Many of the students have no prior yoga experience. They learn movements, breathing techniques, chants, meditative practices, and habits to ease their pains and strengthen their psyches. Everybody gets a unique practice. A depressed student might be asked to snap photos of beautiful things. Another might be encouraged to eat papaya.
The Desikachars emphasize that yoga is a complement to medical care, not a replacement. About half of the Mandiram’s students are referred by a doctor or other health professional. The head of neurophysiology at Chennai’s largest hospital sends his son to the Mandiram for a neurophysiological problem. When Holcombe began teaching a decade ago, she worked in the office of a family practitioner who’d been a longtime Desikachar pupil. She has since taught at physicians’ retreats and conferences, and word of mouth has brought her so many students that until this year, she’d never printed a business card.

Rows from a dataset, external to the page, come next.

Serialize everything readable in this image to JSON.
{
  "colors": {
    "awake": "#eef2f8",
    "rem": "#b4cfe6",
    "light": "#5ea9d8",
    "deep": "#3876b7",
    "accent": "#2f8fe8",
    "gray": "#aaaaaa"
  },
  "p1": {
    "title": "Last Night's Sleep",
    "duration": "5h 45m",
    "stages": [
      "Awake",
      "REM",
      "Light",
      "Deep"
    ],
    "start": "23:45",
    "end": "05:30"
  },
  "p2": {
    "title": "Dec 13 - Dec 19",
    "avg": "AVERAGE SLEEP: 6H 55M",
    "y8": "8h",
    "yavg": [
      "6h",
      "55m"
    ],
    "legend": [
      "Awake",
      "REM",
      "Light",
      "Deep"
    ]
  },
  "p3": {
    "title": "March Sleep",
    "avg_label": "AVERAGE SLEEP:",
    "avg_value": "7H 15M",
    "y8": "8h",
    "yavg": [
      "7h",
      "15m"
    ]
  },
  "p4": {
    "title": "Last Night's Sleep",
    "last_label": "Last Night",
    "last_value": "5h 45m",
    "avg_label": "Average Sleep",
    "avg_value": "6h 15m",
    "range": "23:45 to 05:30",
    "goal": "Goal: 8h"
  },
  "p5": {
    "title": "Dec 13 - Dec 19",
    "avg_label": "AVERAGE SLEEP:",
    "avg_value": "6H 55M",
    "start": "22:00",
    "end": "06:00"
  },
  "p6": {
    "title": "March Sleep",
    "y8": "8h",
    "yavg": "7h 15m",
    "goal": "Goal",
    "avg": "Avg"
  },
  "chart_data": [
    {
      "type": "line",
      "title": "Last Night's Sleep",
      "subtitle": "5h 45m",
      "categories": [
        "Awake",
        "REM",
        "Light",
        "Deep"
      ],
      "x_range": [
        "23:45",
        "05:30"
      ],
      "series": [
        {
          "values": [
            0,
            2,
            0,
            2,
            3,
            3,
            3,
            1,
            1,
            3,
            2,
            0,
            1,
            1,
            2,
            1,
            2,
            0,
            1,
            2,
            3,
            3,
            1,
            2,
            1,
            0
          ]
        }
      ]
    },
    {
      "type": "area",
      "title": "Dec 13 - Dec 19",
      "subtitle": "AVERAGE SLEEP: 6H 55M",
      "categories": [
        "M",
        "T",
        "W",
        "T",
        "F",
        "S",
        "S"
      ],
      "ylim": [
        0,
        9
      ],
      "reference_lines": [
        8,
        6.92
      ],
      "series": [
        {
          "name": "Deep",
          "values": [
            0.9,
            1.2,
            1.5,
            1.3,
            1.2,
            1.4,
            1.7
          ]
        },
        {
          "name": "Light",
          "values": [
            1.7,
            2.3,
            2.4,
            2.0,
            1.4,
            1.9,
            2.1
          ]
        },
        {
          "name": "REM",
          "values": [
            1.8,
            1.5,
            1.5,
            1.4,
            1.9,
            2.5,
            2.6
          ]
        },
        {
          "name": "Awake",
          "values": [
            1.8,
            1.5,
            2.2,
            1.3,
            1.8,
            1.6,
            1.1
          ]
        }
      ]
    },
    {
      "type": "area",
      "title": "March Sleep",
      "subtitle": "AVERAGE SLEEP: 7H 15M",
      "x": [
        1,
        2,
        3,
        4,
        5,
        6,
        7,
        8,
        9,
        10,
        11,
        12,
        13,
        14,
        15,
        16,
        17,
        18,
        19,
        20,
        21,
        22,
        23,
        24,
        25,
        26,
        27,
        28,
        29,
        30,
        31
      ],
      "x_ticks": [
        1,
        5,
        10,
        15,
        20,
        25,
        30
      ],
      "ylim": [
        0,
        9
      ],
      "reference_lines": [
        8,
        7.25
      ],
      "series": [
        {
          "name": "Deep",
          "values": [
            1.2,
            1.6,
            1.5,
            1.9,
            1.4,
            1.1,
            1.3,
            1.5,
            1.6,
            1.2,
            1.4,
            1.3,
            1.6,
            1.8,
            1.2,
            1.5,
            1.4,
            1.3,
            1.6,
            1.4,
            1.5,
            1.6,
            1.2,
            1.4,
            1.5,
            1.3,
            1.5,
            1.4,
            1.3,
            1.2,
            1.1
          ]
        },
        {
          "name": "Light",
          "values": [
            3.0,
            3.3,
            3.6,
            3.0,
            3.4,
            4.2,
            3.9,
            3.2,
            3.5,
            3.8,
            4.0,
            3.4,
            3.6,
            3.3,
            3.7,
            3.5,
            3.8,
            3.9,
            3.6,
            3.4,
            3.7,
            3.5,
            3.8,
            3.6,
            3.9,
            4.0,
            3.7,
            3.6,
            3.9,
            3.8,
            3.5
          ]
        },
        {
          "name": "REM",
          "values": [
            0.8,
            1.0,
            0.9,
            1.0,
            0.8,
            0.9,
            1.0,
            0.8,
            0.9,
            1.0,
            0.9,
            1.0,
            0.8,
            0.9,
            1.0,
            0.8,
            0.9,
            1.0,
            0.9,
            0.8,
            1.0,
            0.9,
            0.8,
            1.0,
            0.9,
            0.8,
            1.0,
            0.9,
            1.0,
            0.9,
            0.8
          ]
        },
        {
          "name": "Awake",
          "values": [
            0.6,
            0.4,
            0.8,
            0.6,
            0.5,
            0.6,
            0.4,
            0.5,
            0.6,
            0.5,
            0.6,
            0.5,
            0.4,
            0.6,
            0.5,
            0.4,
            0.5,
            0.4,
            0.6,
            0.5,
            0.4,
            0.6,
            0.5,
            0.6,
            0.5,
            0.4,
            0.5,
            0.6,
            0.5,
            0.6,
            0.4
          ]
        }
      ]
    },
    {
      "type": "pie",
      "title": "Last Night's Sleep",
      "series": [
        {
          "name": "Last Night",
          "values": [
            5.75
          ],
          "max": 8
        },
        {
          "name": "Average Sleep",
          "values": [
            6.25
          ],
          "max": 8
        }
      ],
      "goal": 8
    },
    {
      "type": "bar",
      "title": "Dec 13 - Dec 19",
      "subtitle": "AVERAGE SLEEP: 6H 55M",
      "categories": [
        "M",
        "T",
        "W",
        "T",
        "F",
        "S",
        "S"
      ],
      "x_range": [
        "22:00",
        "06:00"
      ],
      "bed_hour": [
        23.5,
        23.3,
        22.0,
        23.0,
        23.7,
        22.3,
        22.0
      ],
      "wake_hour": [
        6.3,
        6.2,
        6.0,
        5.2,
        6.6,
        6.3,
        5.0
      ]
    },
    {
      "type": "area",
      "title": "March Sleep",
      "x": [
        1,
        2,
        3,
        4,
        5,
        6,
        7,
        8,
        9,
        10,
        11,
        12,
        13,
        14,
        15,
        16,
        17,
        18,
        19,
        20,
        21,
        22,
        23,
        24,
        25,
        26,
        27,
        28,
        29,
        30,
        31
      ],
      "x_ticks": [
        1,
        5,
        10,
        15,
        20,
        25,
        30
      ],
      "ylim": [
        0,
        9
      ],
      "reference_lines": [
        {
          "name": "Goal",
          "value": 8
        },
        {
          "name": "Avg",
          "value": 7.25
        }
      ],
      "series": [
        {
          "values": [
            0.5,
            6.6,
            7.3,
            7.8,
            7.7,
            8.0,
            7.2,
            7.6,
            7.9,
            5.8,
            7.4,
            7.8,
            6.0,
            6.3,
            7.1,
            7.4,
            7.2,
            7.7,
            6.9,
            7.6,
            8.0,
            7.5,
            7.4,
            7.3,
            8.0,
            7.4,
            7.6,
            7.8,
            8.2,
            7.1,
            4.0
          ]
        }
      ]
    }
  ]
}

… Yoga as the Desikachars see it is a toolbox for conscious change. Ancient yoga texts proffer myriad tools—from cleansing rituals to candle gazing to arm balances that evoke Cirque du Soleil. Many yoga therapists, Kausthub says, reach into the toolbox and pull out hammer and nails: asana and pranayama. The rest of the tools go largely unused.
“Most yoga therapy in the West addresses yoga therapy through the body—asanas. Sometimes they include some breathing techniques, but nothing else,” he says. “Here, we are including every tool in yoga practice, whether it is asana or pranayama or meditation or chants and visualizations.
“Yoga has been presented in the classical teachings as a holistic discipline. Yoga has not been presented for the body, through the body, by the body.”
Happy New Year to all! Here are a couple of quotes on compassion, to get your 2011 off on the right footing:
If you want others to be happy, practice compassion. If you want to be happy, practice compassion. (from the Dalai Lama)
If your compassion does not include yourself, it is incomplete. (from the Buddha)